According to scientists, good sleep may be one of the biggest health crises of the modern age. Our lives have become so busy and we’ve created so many distractions and anxieties for ourselves that when it comes time to hit the hay, we struggle to snooze.
This is worrying, since good sleep, along with good nutrition and exercise, is one of the most important aspects of overall human health. But you can end your love-hate relationship with sleep but making a few crucial lifestyle changes.
1. Turn Off the Screen
You probably already know this one, so why is it so hard to actually do? You know you should switch off and get to sleep, but you just can’t seem to make the break. It’s not like anybody can blame you. After all, the smartphone revolution has put 24-hour information and entertainment on demand and right at your fingertips.
But according to sleep scientists, it’s not just the level of engagement that prevents you from dozing off. The blue glow emitted by your phone screen diminishes production of the important sleep chemical melatonin. The same goes for any screen, including your tablet and TV. Sleep experts recommend switching off all screens half an hour before bed, turning on night mode if available, and sleeping as far away from your phone as possible.
2. Ditch the Caffeine
Speaking of things you already know, it won’t come as any surprise that it’s best to avoid caffeine before bedtime. However, you may not be aware of just how early it’s recommended you quit your coffee intake. According to a study from Michigan’s Wayne State University, drinking two to three cups of coffee six hours before bedtime can cost you an hour’s worth of sleep.
The researchers suggested caffeine intake be ceased after 5pm and generally avoided in the afternoon if possible. That goes for tea, too, which contains caffeine and can also have a diuretic effect. If you’re getting thirsty before bedtime, try milk, which contains the sleep-inducing chemical tryptophan.
3. Start with Your Bed
Many of us who complain about a lack of sleep often ignore what’s arguably the most important part of our sleep—the bed. Of course, not all of us are in a position to invest in an expensive, orthopaedic mattress, but it does pay to go out and do some research and cost comparison. Consider it an investment in your productivity and your spine.
Research what kinds of mattresses are best for the type of sleeper you are. Are you a stomach sleeper? A side sleeper? Then take a look at the best rated mattresses out there and whether there are cheaper alternatives or anywhere selling them for reduced cost. Once you’ve bought your perfect mattress, chuck some bamboo bed sheets on. They’re considered the most comfortable in the world, as well as helping control your temperature through the night.
4. Stick to a Routine
If you don’t have a nightly bedtime routine, maybe it’s time to develop one. Research has shown following the same pattern of actions and behaviour at bedtime can actually improve your ability to fall asleep.

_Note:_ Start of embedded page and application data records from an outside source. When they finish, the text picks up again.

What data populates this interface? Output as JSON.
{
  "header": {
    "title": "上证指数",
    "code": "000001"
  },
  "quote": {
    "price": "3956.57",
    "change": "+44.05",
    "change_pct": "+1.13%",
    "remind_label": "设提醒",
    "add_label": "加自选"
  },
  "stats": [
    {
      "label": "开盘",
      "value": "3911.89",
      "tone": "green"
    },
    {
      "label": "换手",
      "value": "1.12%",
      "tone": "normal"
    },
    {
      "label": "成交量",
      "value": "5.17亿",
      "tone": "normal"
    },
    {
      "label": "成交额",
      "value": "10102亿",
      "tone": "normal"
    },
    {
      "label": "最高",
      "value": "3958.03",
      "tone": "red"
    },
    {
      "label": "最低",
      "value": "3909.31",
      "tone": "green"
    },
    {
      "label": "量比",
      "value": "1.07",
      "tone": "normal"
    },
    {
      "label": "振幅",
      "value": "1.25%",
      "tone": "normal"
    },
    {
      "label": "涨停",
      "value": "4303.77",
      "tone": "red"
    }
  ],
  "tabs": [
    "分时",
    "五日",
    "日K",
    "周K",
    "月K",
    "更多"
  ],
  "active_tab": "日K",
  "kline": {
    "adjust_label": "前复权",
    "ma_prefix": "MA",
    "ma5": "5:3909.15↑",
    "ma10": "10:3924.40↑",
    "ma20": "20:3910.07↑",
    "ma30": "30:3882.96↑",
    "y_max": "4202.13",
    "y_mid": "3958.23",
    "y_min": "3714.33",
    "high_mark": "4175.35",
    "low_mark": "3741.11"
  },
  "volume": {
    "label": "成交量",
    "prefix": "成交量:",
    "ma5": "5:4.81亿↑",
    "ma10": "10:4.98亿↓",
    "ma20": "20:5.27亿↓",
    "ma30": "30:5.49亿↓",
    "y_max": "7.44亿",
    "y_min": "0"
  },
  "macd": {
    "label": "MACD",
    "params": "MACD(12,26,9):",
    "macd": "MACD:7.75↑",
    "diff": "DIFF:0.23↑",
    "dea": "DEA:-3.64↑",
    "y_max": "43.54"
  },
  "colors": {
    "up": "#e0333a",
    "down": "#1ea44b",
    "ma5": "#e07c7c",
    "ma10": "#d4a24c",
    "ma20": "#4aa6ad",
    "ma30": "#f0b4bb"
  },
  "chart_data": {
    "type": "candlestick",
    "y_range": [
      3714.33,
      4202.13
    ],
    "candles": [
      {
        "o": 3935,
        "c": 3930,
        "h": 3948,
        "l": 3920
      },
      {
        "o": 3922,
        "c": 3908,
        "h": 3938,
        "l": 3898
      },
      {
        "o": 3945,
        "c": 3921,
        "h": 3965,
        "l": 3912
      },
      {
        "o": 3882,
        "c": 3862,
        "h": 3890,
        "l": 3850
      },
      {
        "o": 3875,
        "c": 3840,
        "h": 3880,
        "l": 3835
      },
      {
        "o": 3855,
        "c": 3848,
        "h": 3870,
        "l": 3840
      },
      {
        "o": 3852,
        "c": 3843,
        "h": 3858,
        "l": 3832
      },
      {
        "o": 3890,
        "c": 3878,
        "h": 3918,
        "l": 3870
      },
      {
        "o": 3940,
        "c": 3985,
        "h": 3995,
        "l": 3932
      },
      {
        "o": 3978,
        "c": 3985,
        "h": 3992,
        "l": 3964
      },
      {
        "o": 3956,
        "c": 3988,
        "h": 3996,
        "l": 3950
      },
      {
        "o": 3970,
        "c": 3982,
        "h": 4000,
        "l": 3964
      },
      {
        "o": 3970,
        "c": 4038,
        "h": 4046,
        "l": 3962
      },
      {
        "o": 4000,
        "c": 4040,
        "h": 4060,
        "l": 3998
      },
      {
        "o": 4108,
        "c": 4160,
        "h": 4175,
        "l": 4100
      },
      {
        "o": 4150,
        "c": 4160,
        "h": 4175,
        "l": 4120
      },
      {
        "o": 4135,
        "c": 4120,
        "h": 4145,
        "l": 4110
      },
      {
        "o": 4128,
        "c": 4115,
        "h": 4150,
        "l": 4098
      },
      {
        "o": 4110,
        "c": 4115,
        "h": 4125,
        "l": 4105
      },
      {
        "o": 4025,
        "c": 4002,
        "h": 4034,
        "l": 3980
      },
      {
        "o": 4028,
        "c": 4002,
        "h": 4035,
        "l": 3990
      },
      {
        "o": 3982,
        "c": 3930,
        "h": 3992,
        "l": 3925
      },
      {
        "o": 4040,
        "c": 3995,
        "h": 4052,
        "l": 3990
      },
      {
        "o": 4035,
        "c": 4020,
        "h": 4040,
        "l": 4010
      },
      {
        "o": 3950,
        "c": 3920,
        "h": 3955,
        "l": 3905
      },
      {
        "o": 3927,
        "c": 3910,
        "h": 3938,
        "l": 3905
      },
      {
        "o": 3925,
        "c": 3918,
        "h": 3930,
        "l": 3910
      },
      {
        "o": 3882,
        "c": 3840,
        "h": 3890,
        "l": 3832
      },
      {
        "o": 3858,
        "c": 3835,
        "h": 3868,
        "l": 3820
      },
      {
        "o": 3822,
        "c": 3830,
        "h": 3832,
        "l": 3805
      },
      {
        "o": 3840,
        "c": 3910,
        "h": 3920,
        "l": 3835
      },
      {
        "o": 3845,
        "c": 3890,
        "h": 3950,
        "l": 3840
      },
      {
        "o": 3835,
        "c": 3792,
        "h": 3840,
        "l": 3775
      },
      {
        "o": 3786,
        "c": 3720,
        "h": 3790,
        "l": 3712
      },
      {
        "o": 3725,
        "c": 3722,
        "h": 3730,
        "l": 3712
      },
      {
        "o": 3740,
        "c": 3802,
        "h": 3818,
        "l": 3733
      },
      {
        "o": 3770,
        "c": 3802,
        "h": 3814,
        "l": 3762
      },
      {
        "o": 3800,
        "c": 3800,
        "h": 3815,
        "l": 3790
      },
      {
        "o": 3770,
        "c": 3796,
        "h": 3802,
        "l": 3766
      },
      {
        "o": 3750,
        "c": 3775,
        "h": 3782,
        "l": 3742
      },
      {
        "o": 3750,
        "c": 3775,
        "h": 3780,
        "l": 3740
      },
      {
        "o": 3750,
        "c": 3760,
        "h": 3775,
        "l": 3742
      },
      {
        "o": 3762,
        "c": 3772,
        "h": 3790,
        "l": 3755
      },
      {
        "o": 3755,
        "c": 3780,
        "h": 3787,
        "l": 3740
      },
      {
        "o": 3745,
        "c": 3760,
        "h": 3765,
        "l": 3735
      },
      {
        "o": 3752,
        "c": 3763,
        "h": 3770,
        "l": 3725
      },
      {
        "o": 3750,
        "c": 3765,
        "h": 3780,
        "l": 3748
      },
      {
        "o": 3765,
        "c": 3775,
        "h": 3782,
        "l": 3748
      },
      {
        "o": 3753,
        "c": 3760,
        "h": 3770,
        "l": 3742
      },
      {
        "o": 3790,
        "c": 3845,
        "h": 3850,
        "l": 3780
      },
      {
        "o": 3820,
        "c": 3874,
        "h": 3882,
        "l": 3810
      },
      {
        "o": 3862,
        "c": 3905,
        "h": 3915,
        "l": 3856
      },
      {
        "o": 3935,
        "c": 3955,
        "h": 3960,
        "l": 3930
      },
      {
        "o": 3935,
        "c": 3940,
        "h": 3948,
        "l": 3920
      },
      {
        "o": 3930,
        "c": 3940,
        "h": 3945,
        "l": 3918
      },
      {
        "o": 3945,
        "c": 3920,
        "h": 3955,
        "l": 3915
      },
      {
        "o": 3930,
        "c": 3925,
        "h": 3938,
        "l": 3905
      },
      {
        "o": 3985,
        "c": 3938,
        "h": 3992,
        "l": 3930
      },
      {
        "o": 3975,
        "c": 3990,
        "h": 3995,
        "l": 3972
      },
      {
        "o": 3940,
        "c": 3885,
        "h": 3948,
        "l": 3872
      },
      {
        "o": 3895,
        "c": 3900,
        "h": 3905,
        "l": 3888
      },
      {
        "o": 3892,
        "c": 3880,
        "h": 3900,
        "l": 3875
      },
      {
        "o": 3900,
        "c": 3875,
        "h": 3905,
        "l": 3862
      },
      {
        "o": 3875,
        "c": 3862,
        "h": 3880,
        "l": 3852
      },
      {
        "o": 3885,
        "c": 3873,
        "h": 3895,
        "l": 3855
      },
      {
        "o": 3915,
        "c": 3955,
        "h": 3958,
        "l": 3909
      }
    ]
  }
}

Scientists believe this is because your body gets used to the precise series of actions you perform and interprets this information as you getting ready to sleep. As a result, your brain starts preparing you for sleep by releasing sleep-oriented chemicals, such as melatonin. If you’re unsure of what to do for your personal bedtime routine, try a bath and 30 minutes of reading. Just make sure you avoid screens.
5. Get Active
Many doctors and sleep scientists recommend exercise for those suffering from insomnia, so if you’ve been avoiding the gym lately, do it for your sleep. What’s interesting about the impact of exercise on sleep, however, is we’re not entirely sure just why exercise improves sleep, nor do all forms of exercise necessarily beneficial for sleep.
One study found that whilst a session of moderate exercise reduced the time it took to fall asleep whilst increasing the length of sleep for people with chronic insomnia, vigorous exercise can actually have the opposite effect. As for why exercise is so good for our sleep, scientists have suggested everything from the post-exercise body temperature drop promoting sleepiness, to exercise affecting our circadian rhythms.
About Our Guest Writer:
Phoebe Yu is CEO & Founder of Ettitude, Australian bamboo bedding startup. Ettitude makes luxurious, socially responsible bedding from bamboo biocell. She also founded 2 international sourcing companies, has 15+ years experience in supply chain management and merchandising, and knows all about the importance of a good night’s sleep!